Jake: You’ve been a feature of Manchester’s Alternative Comedy Circuit – tell us about how it feels to be bringing the show to the Fringe.
Bishops: Manchester’s got such a vibrant comedy scene and it’s actually wicked to see so many people from the circuit bringing shows to Edinburgh this year like Dan Tiernan, Tom Lawrinson, Annabelle Devey to name a few. And everyone is very supportive in Manchester, I don’t think you get that same level of community in other cities’ comedy scenes. As Bishops, we run a sketch night called “Etch a Sketch” which champions new sketch acts and alternative comedy because most of the clubs in Manchester still just do stand up. Thankfully though there’s now a proper scene emerging with some great sketch comedians that we’re sure will be up at Fringe in coming years.
We’ve been pretty lucky to get gigs at the comedy clubs, and a big shout out to Creatures Comedy Club for taking a chance on us and putting us on their stand up bill. It is always funny though how quickly an audience can shift when they’re told the next comic is a sketch act. But being able to go up on stage to a room full of people who already hate you, just because there’s now two people with a mic instead of one, then being able to get them on side and laughing, honestly makes you feel like you have a superpower… a crap superpower, but still. I think we’re really looking forward to how much variety in the comedy there is in Edinburgh, and to not be the only people doing sketch comedy in a room full of stand ups for a change.
Jake: Tell us about your relationship with Edinburgh and the Fringe – have you been before and how are you feeling about it all now we are so close?
Bishops: So we’ve been lucky enough to go to the Edinburgh Fringe a few times when we were students with The Manchester Revue, and we co-wrote and starred in their 2021 sold out show. Which is what gave us the ludicrous idea of turning sketch comedy into a career and going solo(ish) after graduation and forming Bishops. We were like Robbie Williams leaving Take That, but in this instance there’s also another Robbie. Two Robbie’s. Robbie squared. (PS- that analogy also works with Beyonce).
But basically Edinburgh Fringe is the greatest place on earth for aspiring comedians, and the reception to our previous sold out show gave us the confidence to take the next step. We’ve performed Bishops at other Fringe’s and they are all great, but compared to Edinburgh Fringe, there’s no comparison. It’s like comparing an apple to, well, the Edinburgh Fringe. There’s no comparison. And if you haven’t gathered from that odd rant about Robbie Williams, we’re a little overstimulated as we get into the final week before the festival starts, but at this point we’ve performed and refined Bishops so much this year that we’re just raring to go!

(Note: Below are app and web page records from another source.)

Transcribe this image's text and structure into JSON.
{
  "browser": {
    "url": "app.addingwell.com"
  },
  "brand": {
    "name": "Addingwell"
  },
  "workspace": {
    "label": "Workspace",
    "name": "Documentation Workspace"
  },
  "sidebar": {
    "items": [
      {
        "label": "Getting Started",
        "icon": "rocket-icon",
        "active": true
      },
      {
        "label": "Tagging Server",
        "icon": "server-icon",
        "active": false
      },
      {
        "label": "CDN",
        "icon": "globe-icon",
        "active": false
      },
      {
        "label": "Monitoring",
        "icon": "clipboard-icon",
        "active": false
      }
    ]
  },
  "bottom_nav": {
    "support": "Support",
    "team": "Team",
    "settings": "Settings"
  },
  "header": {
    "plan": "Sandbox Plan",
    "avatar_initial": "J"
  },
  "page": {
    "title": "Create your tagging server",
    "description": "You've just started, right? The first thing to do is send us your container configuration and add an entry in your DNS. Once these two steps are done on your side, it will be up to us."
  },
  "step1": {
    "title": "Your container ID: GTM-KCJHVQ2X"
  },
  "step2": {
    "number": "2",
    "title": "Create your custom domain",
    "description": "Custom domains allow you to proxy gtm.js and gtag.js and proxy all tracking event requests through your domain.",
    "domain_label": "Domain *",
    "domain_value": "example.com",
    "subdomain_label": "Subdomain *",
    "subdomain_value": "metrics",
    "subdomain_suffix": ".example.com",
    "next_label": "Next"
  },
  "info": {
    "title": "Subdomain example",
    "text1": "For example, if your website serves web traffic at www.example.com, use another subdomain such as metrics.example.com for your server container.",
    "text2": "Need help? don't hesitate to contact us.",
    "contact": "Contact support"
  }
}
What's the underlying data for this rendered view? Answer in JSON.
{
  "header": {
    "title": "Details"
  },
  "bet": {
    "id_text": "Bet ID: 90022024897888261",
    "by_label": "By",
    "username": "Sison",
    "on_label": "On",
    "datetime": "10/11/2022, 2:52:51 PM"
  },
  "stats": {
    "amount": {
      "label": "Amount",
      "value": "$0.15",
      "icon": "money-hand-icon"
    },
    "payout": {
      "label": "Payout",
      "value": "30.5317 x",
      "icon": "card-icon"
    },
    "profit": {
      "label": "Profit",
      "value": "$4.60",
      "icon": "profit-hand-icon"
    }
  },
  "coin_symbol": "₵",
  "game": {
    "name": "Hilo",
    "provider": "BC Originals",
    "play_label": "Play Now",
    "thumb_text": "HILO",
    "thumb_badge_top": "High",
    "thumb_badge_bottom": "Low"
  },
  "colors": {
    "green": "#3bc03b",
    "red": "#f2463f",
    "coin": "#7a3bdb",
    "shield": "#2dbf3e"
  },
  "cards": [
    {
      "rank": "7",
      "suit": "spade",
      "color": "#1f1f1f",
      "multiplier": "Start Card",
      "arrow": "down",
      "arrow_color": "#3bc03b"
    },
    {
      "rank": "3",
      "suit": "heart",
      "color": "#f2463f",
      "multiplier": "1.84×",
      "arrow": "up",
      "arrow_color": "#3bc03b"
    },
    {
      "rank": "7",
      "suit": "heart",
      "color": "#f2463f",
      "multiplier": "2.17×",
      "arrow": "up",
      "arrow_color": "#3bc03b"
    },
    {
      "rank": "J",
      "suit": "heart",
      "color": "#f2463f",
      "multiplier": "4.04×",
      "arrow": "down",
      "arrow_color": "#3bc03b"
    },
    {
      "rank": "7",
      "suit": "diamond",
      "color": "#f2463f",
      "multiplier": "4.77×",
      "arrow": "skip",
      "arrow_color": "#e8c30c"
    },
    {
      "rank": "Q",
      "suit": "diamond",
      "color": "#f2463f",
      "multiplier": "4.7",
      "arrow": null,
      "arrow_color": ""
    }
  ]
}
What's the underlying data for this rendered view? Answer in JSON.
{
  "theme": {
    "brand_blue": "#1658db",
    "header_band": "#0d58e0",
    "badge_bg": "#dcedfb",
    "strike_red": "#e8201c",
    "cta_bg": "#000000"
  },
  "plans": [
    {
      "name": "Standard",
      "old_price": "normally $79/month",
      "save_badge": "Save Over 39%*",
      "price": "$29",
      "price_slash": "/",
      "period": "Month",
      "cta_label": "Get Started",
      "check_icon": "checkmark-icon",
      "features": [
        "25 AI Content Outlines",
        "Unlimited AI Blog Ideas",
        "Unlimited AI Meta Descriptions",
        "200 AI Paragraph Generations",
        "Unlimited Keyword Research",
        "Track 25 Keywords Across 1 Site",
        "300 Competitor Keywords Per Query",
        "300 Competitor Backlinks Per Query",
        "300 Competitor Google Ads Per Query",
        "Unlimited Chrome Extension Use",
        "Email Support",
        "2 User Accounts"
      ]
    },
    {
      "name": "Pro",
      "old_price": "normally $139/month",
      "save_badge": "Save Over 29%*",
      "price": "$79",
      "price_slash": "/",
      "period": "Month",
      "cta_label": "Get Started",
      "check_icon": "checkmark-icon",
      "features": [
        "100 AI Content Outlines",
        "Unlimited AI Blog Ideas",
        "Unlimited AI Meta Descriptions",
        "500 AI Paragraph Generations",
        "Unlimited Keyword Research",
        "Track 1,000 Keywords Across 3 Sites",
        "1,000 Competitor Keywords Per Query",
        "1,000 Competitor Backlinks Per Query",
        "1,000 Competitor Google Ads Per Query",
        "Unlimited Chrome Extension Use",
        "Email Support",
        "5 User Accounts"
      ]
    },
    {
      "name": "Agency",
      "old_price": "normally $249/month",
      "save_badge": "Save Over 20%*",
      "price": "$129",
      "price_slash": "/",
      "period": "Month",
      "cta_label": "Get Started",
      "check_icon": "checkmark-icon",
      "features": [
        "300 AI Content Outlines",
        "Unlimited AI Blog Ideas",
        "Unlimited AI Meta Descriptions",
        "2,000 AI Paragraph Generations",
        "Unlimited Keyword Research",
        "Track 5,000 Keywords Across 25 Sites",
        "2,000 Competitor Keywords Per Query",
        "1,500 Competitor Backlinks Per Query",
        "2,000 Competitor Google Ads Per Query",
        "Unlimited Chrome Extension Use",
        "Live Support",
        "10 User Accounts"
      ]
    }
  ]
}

Jake: Given the themes of Binge Fringe, if your show was a beverage of any kind (alcoholic, non-alcoholic – be as creative as you like!), what would it be and why?
Bishops: I’m really fighting the urge to say Communion wine…
Carlsberg Special Brew. Misunderstood by society but actually rather complex and challenging. Also puts you in a buzzing mood and weirdly your mum likes it far more than she should.